* [The task]:
All lines in the records that carry the string "icon" are to be shown.

═════ Data for the task

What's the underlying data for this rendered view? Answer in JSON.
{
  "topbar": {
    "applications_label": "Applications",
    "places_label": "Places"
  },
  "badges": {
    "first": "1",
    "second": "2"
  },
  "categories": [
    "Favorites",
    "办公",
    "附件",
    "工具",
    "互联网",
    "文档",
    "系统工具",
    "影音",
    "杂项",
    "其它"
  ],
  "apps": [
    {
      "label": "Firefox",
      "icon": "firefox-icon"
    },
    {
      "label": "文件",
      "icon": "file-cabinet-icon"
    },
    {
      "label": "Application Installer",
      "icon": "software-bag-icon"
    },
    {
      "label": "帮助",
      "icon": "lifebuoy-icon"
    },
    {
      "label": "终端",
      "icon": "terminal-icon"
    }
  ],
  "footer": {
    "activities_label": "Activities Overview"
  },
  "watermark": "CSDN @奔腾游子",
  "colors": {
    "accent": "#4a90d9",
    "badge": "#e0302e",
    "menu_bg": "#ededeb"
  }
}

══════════

* [Response]:
      "icon": "firefox-icon"
      "icon": "file-cabinet-icon"
      "icon": "software-bag-icon"
      "icon": "lifebuoy-icon"
      "icon": "terminal-icon"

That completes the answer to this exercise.